The loss estimate of $4,630,800,000 includes property damage losses under residential, commercial and auto lines, as well as additional living expenses and business interruption amongst the categories of data that carriers submit to PCS. Photo: @RMWoodBuffalo.
The loss estimate of $4,630,800,000 includes property damage losses under residential, commercial and auto lines, as well as additional living expenses and business interruption losses amongst the categories of data that carriers submit to PCS. Liability and loss adjustment expenses are not included in the estimate figure.
The estimate compares to catastrophe modelling firm AIR Worldwide’s estimate last month of between $4.4 billion and $9 billion. This estimate reflected physical damage to residential and commercial property (structures and their contents, and auto) and direct business interruption losses (except for those related to the oil industry). Also in May, credit rating firm DBRS Limited estimated that the total claim costs for the wildfire would “likely be in the range of $2 billion to $6 billion.”
A voluntary, phased re-entry into the municipality began on Wednesday and will continue, with the exception of the neighbourhoods of Abasand, Beacon Hill and Waterways, the government of Alberta said in an update statement at 6:45 p.m. on Wednesday. Homes in these neighbourhoods cannot be occupied permanently until hazardous debris has been removed by the municipality. “Conditions will continue to be assessed daily and, if the situation changes, the re-entry schedule may be adjusted,” the statement noted, adding that boil-water and air-quality advisories remain in effect.
The wildfire remains out of control and is estimated to cover 581,695 hectares, including the Saskatchewan side, with a new perimeter estimate of 984 kilometres. There are 2,472 firefighters and support staff, 99 helicopters and 287 pieces of heavy equipment battling the fire, with an estimate of about 400 kilometres of fire guard completed.

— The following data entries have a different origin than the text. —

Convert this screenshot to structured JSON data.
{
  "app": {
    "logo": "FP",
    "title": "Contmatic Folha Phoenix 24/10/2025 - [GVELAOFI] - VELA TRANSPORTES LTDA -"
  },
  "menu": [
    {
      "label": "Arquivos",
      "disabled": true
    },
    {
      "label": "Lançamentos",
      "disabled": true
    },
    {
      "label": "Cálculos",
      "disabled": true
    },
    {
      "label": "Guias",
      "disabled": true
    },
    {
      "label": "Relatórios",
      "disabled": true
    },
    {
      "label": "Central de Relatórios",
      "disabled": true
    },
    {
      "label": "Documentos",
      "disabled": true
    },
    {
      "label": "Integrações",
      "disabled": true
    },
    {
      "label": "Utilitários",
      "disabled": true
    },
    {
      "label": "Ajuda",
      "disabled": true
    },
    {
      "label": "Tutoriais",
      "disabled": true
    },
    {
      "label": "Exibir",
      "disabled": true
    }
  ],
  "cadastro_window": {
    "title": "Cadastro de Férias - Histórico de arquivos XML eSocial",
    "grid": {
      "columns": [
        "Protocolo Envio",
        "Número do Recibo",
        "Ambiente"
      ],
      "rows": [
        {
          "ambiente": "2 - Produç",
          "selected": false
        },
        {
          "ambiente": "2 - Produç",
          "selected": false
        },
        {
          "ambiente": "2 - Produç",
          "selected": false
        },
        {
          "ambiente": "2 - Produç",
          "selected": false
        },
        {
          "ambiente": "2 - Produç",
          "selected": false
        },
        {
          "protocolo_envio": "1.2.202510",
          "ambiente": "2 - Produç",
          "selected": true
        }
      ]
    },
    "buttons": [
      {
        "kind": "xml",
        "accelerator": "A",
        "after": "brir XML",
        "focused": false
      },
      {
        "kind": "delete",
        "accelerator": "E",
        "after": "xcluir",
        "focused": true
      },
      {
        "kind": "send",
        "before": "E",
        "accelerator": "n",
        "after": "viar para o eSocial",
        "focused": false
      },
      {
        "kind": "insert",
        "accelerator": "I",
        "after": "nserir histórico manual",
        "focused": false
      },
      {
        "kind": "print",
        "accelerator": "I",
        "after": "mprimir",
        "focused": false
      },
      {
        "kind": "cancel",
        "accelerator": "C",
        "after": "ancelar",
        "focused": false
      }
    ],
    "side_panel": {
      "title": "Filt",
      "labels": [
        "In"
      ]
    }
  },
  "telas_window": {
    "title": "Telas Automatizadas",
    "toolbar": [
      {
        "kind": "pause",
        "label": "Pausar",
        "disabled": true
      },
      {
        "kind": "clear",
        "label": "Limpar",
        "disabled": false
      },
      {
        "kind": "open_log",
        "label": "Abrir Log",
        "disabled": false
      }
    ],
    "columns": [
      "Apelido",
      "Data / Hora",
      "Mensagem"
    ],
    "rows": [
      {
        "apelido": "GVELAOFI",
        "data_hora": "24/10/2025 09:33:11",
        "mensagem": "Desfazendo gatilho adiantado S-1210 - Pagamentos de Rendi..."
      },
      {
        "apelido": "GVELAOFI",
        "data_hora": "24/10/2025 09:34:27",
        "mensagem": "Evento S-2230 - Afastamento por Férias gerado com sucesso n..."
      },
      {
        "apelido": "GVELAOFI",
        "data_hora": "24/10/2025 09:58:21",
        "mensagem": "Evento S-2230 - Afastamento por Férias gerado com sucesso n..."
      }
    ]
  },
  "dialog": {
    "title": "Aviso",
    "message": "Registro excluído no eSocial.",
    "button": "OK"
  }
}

“This community may look and feel very different than the community residents left last month,” said Alberta Premier Rachel Notley in the statement. “But it is still a strong community, and progress is being made every day to make it stronger.“